● **About this exercise**: Leave the images out, and copy each of the records below exactly.

Source material START

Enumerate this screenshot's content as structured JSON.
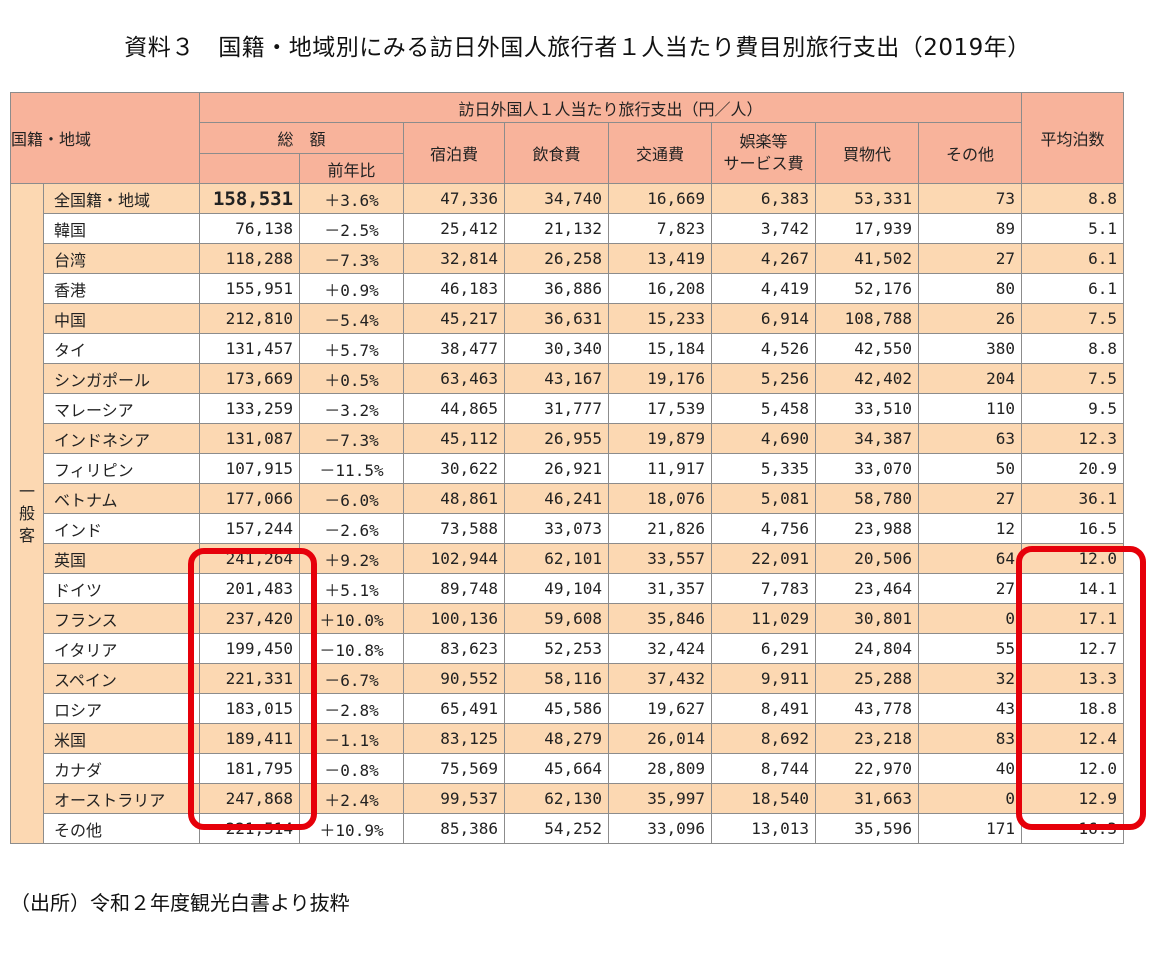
{
  "title": "資料３　国籍・地域別にみる訪日外国人旅行者１人当たり費目別旅行支出（2019年）",
  "source_note": "（出所）令和２年度観光白書より抜粋",
  "table": {
    "header": {
      "region": "国籍・地域",
      "spend_group": "訪日外国人１人当たり旅行支出（円／人）",
      "total": "総　額",
      "yoy": "前年比",
      "lodging": "宿泊費",
      "food": "飲食費",
      "transport": "交通費",
      "entertainment": "娯楽等\nサービス費",
      "shopping": "買物代",
      "other": "その他",
      "avg_nights": "平均泊数"
    },
    "group_label": "一般客",
    "rows": [
      {
        "name": "全国籍・地域",
        "total": "158,531",
        "yoy": "＋3.6%",
        "lodging": "47,336",
        "food": "34,740",
        "transport": "16,669",
        "entertainment": "6,383",
        "shopping": "53,331",
        "other": "73",
        "nights": "8.8"
      },
      {
        "name": "韓国",
        "total": "76,138",
        "yoy": "－2.5%",
        "lodging": "25,412",
        "food": "21,132",
        "transport": "7,823",
        "entertainment": "3,742",
        "shopping": "17,939",
        "other": "89",
        "nights": "5.1"
      },
      {
        "name": "台湾",
        "total": "118,288",
        "yoy": "－7.3%",
        "lodging": "32,814",
        "food": "26,258",
        "transport": "13,419",
        "entertainment": "4,267",
        "shopping": "41,502",
        "other": "27",
        "nights": "6.1"
      },
      {
        "name": "香港",
        "total": "155,951",
        "yoy": "＋0.9%",
        "lodging": "46,183",
        "food": "36,886",
        "transport": "16,208",
        "entertainment": "4,419",
        "shopping": "52,176",
        "other": "80",
        "nights": "6.1"
      },
      {
        "name": "中国",
        "total": "212,810",
        "yoy": "－5.4%",
        "lodging": "45,217",
        "food": "36,631",
        "transport": "15,233",
        "entertainment": "6,914",
        "shopping": "108,788",
        "other": "26",
        "nights": "7.5"
      },
      {
        "name": "タイ",
        "total": "131,457",
        "yoy": "＋5.7%",
        "lodging": "38,477",
        "food": "30,340",
        "transport": "15,184",
        "entertainment": "4,526",
        "shopping": "42,550",
        "other": "380",
        "nights": "8.8"
      },
      {
        "name": "シンガポール",
        "total": "173,669",
        "yoy": "＋0.5%",
        "lodging": "63,463",
        "food": "43,167",
        "transport": "19,176",
        "entertainment": "5,256",
        "shopping": "42,402",
        "other": "204",
        "nights": "7.5"
      },
      {
        "name": "マレーシア",
        "total": "133,259",
        "yoy": "－3.2%",
        "lodging": "44,865",
        "food": "31,777",
        "transport": "17,539",
        "entertainment": "5,458",
        "shopping": "33,510",
        "other": "110",
        "nights": "9.5"
      },
      {
        "name": "インドネシア",
        "total": "131,087",
        "yoy": "－7.3%",
        "lodging": "45,112",
        "food": "26,955",
        "transport": "19,879",
        "entertainment": "4,690",
        "shopping": "34,387",
        "other": "63",
        "nights": "12.3"
      },
      {
        "name": "フィリピン",
        "total": "107,915",
        "yoy": "－11.5%",
        "lodging": "30,622",
        "food": "26,921",
        "transport": "11,917",
        "entertainment": "5,335",
        "shopping": "33,070",
        "other": "50",
        "nights": "20.9"
      },
      {
        "name": "ベトナム",
        "total": "177,066",
        "yoy": "－6.0%",
        "lodging": "48,861",
        "food": "46,241",
        "transport": "18,076",
        "entertainment": "5,081",
        "shopping": "58,780",
        "other": "27",
        "nights": "36.1"
      },
      {
        "name": "インド",
        "total": "157,244",
        "yoy": "－2.6%",
        "lodging": "73,588",
        "food": "33,073",
        "transport": "21,826",
        "entertainment": "4,756",
        "shopping": "23,988",
        "other": "12",
        "nights": "16.5"
      },
      {
        "name": "英国",
        "total": "241,264",
        "yoy": "＋9.2%",
        "lodging": "102,944",
        "food": "62,101",
        "transport": "33,557",
        "entertainment": "22,091",
        "shopping": "20,506",
        "other": "64",
        "nights": "12.0"
      },
      {
        "name": "ドイツ",
        "total": "201,483",
        "yoy": "＋5.1%",
        "lodging": "89,748",
        "food": "49,104",
        "transport": "31,357",
        "entertainment": "7,783",
        "shopping": "23,464",
        "other": "27",
        "nights": "14.1"
      },
      {
        "name": "フランス",
        "total": "237,420",
        "yoy": "＋10.0%",
        "lodging": "100,136",
        "food": "59,608",
        "transport": "35,846",
        "entertainment": "11,029",
        "shopping": "30,801",
        "other": "0",
        "nights": "17.1"
      },
      {
        "name": "イタリア",
        "total": "199,450",
        "yoy": "－10.8%",
        "lodging": "83,623",
        "food": "52,253",
        "transport": "32,424",
        "entertainment": "6,291",
        "shopping": "24,804",
        "other": "55",
        "nights": "12.7"
      },
      {
        "name": "スペイン",
        "total": "221,331",
        "yoy": "－6.7%",
        "lodging": "90,552",
        "food": "58,116",
        "transport": "37,432",
        "entertainment": "9,911",
        "shopping": "25,288",
        "other": "32",
        "nights": "13.3"
      },
      {
        "name": "ロシア",
        "total": "183,015",
        "yoy": "－2.8%",
        "lodging": "65,491",
        "food": "45,586",
        "transport": "19,627",
        "entertainment": "8,491",
        "shopping": "43,778",
        "other": "43",
        "nights": "18.8"
      },
      {
        "name": "米国",
        "total": "189,411",
        "yoy": "－1.1%",
        "lodging": "83,125",
        "food": "48,279",
        "transport": "26,014",
        "entertainment": "8,692",
        "shopping": "23,218",
        "other": "83",
        "nights": "12.4"
      },
      {
        "name": "カナダ",
        "total": "181,795",
        "yoy": "－0.8%",
        "lodging": "75,569",
        "food": "45,664",
        "transport": "28,809",
        "entertainment": "8,744",
        "shopping": "22,970",
        "other": "40",
        "nights": "12.0"
      },
      {
        "name": "オーストラリア",
        "total": "247,868",
        "yoy": "＋2.4%",
        "lodging": "99,537",
        "food": "62,130",
        "transport": "35,997",
        "entertainment": "18,540",
        "shopping": "31,663",
        "other": "0",
        "nights": "12.9"
      },
      {
        "name": "その他",
        "total": "221,514",
        "yoy": "＋10.9%",
        "lodging": "85,386",
        "food": "54,252",
        "transport": "33,096",
        "entertainment": "13,013",
        "shopping": "35,596",
        "other": "171",
        "nights": "16.3"
      }
    ]
  },
  "highlight_color": "#e6000a",
  "header_color": "#f8b39b",
  "shade_color": "#fcd8b2"
}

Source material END

● **Your response**:
Enumerate this screenshot's content as structured JSON.
{
  "title": "資料３　国籍・地域別にみる訪日外国人旅行者１人当たり費目別旅行支出（2019年）",
  "source_note": "（出所）令和２年度観光白書より抜粋",
  "table": {
    "header": {
      "region": "国籍・地域",
      "spend_group": "訪日外国人１人当たり旅行支出（円／人）",
      "total": "総　額",
      "yoy": "前年比",
      "lodging": "宿泊費",
      "food": "飲食費",
      "transport": "交通費",
      "entertainment": "娯楽等\nサービス費",
      "shopping": "買物代",
      "other": "その他",
      "avg_nights": "平均泊数"
    },
    "group_label": "一般客",
    "rows": [
      {
        "name": "全国籍・地域",
        "total": "158,531",
        "yoy": "＋3.6%",
        "lodging": "47,336",
        "food": "34,740",
        "transport": "16,669",
        "entertainment": "6,383",
        "shopping": "53,331",
        "other": "73",
        "nights": "8.8"
      },
      {
        "name": "韓国",
        "total": "76,138",
        "yoy": "－2.5%",
        "lodging": "25,412",
        "food": "21,132",
        "transport": "7,823",
        "entertainment": "3,742",
        "shopping": "17,939",
        "other": "89",
        "nights": "5.1"
      },
      {
        "name": "台湾",
        "total": "118,288",
        "yoy": "－7.3%",
        "lodging": "32,814",
        "food": "26,258",
        "transport": "13,419",
        "entertainment": "4,267",
        "shopping": "41,502",
        "other": "27",
        "nights": "6.1"
      },
      {
        "name": "香港",
        "total": "155,951",
        "yoy": "＋0.9%",
        "lodging": "46,183",
        "food": "36,886",
        "transport": "16,208",
        "entertainment": "4,419",
        "shopping": "52,176",
        "other": "80",
        "nights": "6.1"
      },
      {
        "name": "中国",
        "total": "212,810",
        "yoy": "－5.4%",
        "lodging": "45,217",
        "food": "36,631",
        "transport": "15,233",
        "entertainment": "6,914",
        "shopping": "108,788",
        "other": "26",
        "nights": "7.5"
      },
      {
        "name": "タイ",
        "total": "131,457",
        "yoy": "＋5.7%",
        "lodging": "38,477",
        "food": "30,340",
        "transport": "15,184",
        "entertainment": "4,526",
        "shopping": "42,550",
        "other": "380",
        "nights": "8.8"
      },
      {
        "name": "シンガポール",
        "total": "173,669",
        "yoy": "＋0.5%",
        "lodging": "63,463",
        "food": "43,167",
        "transport": "19,176",
        "entertainment": "5,256",
        "shopping": "42,402",
        "other": "204",
        "nights": "7.5"
      },
      {
        "name": "マレーシア",
        "total": "133,259",
        "yoy": "－3.2%",
        "lodging": "44,865",
        "food": "31,777",
        "transport": "17,539",
        "entertainment": "5,458",
        "shopping": "33,510",
        "other": "110",
        "nights": "9.5"
      },
      {
        "name": "インドネシア",
        "total": "131,087",
        "yoy": "－7.3%",
        "lodging": "45,112",
        "food": "26,955",
        "transport": "19,879",
        "entertainment": "4,690",
        "shopping": "34,387",
        "other": "63",
        "nights": "12.3"
      },
      {
        "name": "フィリピン",
        "total": "107,915",
        "yoy": "－11.5%",
        "lodging": "30,622",
        "food": "26,921",
        "transport": "11,917",
        "entertainment": "5,335",
        "shopping": "33,070",
        "other": "50",
        "nights": "20.9"
      },
      {
        "name": "ベトナム",
        "total": "177,066",
        "yoy": "－6.0%",
        "lodging": "48,861",
        "food": "46,241",
        "transport": "18,076",
        "entertainment": "5,081",
        "shopping": "58,780",
        "other": "27",
        "nights": "36.1"
      },
      {
        "name": "インド",
        "total": "157,244",
        "yoy": "－2.6%",
        "lodging": "73,588",
        "food": "33,073",
        "transport": "21,826",
        "entertainment": "4,756",
        "shopping": "23,988",
        "other": "12",
        "nights": "16.5"
      },
      {
        "name": "英国",
        "total": "241,264",
        "yoy": "＋9.2%",
        "lodging": "102,944",
        "food": "62,101",
        "transport": "33,557",
        "entertainment": "22,091",
        "shopping": "20,506",
        "other": "64",
        "nights": "12.0"
      },
      {
        "name": "ドイツ",
        "total": "201,483",
        "yoy": "＋5.1%",
        "lodging": "89,748",
        "food": "49,104",
        "transport": "31,357",
        "entertainment": "7,783",
        "shopping": "23,464",
        "other": "27",
        "nights": "14.1"
      },
      {
        "name": "フランス",
        "total": "237,420",
        "yoy": "＋10.0%",
        "lodging": "100,136",
        "food": "59,608",
        "transport": "35,846",
        "entertainment": "11,029",
        "shopping": "30,801",
        "other": "0",
        "nights": "17.1"
      },
      {
        "name": "イタリア",
        "total": "199,450",
        "yoy": "－10.8%",
        "lodging": "83,623",
        "food": "52,253",
        "transport": "32,424",
        "entertainment": "6,291",
        "shopping": "24,804",
        "other": "55",
        "nights": "12.7"
      },
      {
        "name": "スペイン",
        "total": "221,331",
        "yoy": "－6.7%",
        "lodging": "90,552",
        "food": "58,116",
        "transport": "37,432",
        "entertainment": "9,911",
        "shopping": "25,288",
        "other": "32",
        "nights": "13.3"
      },
      {
        "name": "ロシア",
        "total": "183,015",
        "yoy": "－2.8%",
        "lodging": "65,491",
        "food": "45,586",
        "transport": "19,627",
        "entertainment": "8,491",
        "shopping": "43,778",
        "other": "43",
        "nights": "18.8"
      },
      {
        "name": "米国",
        "total": "189,411",
        "yoy": "－1.1%",
        "lodging": "83,125",
        "food": "48,279",
        "transport": "26,014",
        "entertainment": "8,692",
        "shopping": "23,218",
        "other": "83",
        "nights": "12.4"
      },
      {
        "name": "カナダ",
        "total": "181,795",
        "yoy": "－0.8%",
        "lodging": "75,569",
        "food": "45,664",
        "transport": "28,809",
        "entertainment": "8,744",
        "shopping": "22,970",
        "other": "40",
        "nights": "12.0"
      },
      {
        "name": "オーストラリア",
        "total": "247,868",
        "yoy": "＋2.4%",
        "lodging": "99,537",
        "food": "62,130",
        "transport": "35,997",
        "entertainment": "18,540",
        "shopping": "31,663",
        "other": "0",
        "nights": "12.9"
      },
      {
        "name": "その他",
        "total": "221,514",
        "yoy": "＋10.9%",
        "lodging": "85,386",
        "food": "54,252",
        "transport": "33,096",
        "entertainment": "13,013",
        "shopping": "35,596",
        "other": "171",
        "nights": "16.3"
      }
    ]
  },
  "highlight_color": "#e6000a",
  "header_color": "#f8b39b",
  "shade_color": "#fcd8b2"
}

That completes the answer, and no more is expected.